There comes a moment in all of our lives when we go out searching for custom designs. Retail stores can do little to create clothing that makes each of us feel unique. Of course, when entering the custom printing game, one must be aware of the many techniques available in today’s market. By far the most popular one today, and for good reason, has been screen printing. Understanding the different types of screen printing methods will help reiterate why that is the case.
Screen printing is a fairly simple and sophisticated technique that has gained traction over the years. A framework ensures that a unique stencil, following a woven mesh, lays over a fabric. Through the layering of ink and colors, a design begins to take form. To clarify some confusion from the get-go, there is also no difference between silk screening and screen printing. The former is an older method of the same process we see today.
Mesh counts are everything when it comes to screen printing. The different types of screen printing mesh heavily depend on their vertical and horizontal overlaps, i.e. the mesh count. The higher the mesh count, the crisper the fabric. For more detailed artwork, investing in a higher mesh count is ideal for a cleaner, more defined print. After all, aren’t details everything?
Ink on fabric is like paint on a canvas. This is why screen printing ink types play a huge role in the application, durability, and finish of a product. The best screen printing inks for t shirts, bags, or banners are as follows:
Good screen printing involves a stencil, but to do it justice you must consider screen printing emulsions too. The emulsion is essentially the process in screen printing which uses photosensitivity to coat a screen. Where ink may use heat to dry, emulsion uses UV light to do much of the same. The three different types of screen printing emulsions to consider are:
This screen printing emulsion requires manual mixing and takes some time to cure. Their thick consistency results in excessive curing time and lower graphical detail. Perhaps not ideal for quick and detailed prints.
With no mixing required, this emulsion is quick-drying and its thinner consistency is great for detailed prints. Multiple coats are also an option if needed. However, it is the costliest option available.
This type is a combination of the previous two. They are slightly thicker than diazo and take a little more time drying than SQB-based. This is perhaps a great choice since it tends to be more affordable.
Screen printing is popularly used on fabric but can also be used on wood, metal, plastic, as well as glass.
We know you might still be wondering what the best t-shirt printing method is. Our go-to method depends on the customer’s needs.

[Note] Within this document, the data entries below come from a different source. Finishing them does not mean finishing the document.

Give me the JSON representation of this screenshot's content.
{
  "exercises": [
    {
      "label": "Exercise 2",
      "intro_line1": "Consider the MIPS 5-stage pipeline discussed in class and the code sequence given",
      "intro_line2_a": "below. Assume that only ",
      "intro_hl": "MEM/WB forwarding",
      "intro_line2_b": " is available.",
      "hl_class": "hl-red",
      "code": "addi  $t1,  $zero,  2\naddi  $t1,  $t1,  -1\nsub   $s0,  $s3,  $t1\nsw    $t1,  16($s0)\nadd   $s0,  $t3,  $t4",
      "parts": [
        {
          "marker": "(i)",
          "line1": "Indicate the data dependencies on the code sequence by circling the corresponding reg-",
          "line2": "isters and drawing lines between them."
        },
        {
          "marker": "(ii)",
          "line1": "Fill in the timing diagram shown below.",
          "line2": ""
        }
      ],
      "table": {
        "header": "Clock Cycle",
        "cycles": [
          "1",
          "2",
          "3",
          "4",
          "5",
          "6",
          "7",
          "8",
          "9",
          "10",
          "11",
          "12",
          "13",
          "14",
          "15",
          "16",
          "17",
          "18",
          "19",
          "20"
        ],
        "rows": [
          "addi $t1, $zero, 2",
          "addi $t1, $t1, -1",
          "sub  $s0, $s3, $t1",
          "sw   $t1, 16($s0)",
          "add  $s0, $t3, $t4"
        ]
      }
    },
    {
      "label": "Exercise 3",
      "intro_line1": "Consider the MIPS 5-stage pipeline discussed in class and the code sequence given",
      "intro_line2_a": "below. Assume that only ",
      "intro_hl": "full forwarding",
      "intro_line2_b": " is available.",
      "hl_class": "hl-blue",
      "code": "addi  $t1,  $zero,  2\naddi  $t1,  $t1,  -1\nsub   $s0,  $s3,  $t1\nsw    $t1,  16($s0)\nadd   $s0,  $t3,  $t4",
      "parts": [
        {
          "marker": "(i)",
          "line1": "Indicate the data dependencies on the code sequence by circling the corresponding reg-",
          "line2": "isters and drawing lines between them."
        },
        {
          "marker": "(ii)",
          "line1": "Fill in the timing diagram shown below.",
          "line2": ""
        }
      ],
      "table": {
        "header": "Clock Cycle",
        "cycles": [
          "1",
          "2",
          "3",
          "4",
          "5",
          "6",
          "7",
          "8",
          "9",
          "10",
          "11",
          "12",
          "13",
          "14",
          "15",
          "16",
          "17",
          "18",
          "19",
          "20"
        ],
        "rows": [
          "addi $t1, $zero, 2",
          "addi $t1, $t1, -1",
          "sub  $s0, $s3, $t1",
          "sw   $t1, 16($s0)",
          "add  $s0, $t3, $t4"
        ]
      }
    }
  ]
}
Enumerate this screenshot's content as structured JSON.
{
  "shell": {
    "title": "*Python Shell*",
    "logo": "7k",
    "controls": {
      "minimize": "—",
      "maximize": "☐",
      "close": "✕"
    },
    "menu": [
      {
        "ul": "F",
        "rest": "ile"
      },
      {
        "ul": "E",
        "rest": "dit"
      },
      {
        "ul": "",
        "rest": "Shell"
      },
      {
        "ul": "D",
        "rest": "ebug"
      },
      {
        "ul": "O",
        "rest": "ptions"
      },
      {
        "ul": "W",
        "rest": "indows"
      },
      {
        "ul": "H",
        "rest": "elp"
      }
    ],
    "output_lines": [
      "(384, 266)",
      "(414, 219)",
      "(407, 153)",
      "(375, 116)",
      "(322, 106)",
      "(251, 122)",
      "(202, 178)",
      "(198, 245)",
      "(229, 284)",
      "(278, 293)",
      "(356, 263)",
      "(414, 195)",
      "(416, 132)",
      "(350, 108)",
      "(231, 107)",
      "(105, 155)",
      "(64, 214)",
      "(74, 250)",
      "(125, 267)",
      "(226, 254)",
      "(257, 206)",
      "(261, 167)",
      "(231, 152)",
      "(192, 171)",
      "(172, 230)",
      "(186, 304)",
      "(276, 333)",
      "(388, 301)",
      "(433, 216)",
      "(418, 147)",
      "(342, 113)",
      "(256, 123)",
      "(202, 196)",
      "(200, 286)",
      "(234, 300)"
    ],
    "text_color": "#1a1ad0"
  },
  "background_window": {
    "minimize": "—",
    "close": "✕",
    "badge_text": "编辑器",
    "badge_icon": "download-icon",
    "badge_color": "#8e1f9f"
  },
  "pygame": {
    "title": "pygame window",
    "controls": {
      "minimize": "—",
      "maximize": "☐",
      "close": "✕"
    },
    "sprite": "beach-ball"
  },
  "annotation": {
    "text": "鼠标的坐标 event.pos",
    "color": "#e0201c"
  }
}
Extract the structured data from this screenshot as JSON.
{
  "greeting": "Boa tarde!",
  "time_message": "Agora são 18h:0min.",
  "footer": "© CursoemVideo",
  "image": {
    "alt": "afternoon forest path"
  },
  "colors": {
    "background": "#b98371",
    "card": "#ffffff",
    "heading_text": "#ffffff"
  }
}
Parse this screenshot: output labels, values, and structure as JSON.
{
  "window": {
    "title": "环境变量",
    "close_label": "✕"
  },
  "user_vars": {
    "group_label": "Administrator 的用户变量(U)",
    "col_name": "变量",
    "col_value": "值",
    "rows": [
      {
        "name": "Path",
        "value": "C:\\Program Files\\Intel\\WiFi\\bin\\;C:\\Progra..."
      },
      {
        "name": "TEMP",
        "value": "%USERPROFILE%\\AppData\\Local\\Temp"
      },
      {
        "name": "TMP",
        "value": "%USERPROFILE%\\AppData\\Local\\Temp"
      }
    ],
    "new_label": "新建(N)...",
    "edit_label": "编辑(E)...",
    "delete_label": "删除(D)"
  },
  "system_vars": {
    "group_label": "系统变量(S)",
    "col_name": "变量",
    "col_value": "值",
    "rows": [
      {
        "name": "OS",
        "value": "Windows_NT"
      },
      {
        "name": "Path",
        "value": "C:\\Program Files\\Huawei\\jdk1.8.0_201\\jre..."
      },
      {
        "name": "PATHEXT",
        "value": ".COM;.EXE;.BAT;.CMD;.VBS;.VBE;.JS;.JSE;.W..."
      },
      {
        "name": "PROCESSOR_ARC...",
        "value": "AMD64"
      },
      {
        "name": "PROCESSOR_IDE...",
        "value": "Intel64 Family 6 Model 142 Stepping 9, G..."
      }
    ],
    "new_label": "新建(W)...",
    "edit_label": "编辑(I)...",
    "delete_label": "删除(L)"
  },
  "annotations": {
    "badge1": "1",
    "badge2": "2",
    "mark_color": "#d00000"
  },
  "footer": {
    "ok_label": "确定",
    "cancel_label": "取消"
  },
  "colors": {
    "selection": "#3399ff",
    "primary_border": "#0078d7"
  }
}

Here is a comparison between different methods.
|Directly printed on fabric||Broken down into layers|
|Smoother finish||Visible pores and tactile finish|
|Only works best on cotton, other fabrics are faded||Works well on any type of fabric, produces similar results|
|Pricey for large orders||Cost-effective in bulk orders|
|Expensive investment and upkeep of printers||Affordable equipment|
|The machine used to cut pieces and apply heat in order to transfer||Use of stencil, mesh, and ink layering to transfer graphic.|
|Ideal for limited orders||Ideal for bulk orders|
|Will fade over time.||Less likely to fade.|
|Fewer details can be ensured||More details can be seen|
|Less setup time||More setup time|